We demonstrate that the space formed by the star formation rate (SFR), gas-phase metallicity (Z), and stellar mass (M) can be reduced to a plane, as first proposed by Lara-López et al. We study three different approaches to find the best representation of this 3D space, using a principal component analysis (PCA), a regression fit, and binning of the data. The PCA shows that this 3D space can be adequately represented in only two dimensions, i.e., a plane. We find that the plane that minimizes the χ2 for all variables, and hence provides the best representation of the data, corresponds to a regression fit to the stellar mass as a function of SFR and Z, M = f(Z, SFR). We find that the distribution resulting from the median values in bins for our data gives the highest χ2. We also show that the empirical calibrations to the oxygen abundance used to derive the Fundamental Metallicity Relation have important limitations, which contribute to the apparent inconsistencies. The main problem is that these empirical calibrations do not consider the ionization degree of the gas. Furthermore, the use of the N2 index to estimate oxygen abundances cannot be applied for 12 + log(O/H) ≳ 8.8 because of the saturation of the [N II] λ6584 line in the high-metallicity regime. Finally, we provide an update of the Fundamental Plane derived by Lara-López et al.

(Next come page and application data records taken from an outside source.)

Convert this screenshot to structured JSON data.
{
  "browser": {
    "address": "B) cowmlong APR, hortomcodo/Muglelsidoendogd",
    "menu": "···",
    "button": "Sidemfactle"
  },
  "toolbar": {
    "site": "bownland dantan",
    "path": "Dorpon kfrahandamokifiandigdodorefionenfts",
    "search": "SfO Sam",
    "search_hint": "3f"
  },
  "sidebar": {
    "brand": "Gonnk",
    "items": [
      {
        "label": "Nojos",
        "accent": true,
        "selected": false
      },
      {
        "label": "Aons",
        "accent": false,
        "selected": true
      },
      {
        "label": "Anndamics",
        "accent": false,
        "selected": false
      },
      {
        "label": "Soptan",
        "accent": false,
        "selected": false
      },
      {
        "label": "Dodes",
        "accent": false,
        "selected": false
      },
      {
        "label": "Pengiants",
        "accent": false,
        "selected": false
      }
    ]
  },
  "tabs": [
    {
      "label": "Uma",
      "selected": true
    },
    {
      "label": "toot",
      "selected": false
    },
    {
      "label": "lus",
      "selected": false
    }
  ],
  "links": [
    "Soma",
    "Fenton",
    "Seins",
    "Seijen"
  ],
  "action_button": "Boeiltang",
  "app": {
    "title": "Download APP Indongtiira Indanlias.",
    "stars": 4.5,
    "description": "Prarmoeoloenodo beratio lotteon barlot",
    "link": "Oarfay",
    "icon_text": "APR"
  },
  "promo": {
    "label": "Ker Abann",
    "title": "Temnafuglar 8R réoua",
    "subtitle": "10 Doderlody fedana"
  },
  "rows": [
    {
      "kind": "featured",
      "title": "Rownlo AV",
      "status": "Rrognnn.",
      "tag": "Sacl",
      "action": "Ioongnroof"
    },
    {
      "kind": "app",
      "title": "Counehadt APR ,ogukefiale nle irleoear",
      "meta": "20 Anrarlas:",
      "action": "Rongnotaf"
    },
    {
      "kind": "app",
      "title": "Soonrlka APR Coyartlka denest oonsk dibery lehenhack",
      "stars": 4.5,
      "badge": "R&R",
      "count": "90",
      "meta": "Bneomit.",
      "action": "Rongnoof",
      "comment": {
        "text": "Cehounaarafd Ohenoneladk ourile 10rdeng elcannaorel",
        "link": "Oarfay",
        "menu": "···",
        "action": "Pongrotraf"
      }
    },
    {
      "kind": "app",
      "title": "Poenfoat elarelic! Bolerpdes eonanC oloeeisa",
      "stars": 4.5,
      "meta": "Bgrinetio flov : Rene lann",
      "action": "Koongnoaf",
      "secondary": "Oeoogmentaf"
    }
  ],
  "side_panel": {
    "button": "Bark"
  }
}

Bibliographical noteErratum can be found in The Astrophyscial Journal volume 782(2), p 1, https://doi.org/10.1088/0004-637X/782/2/120
- galaxies: abundances
- galaxies: evolution
- galaxies: fundamental parameters
- galaxies: star formation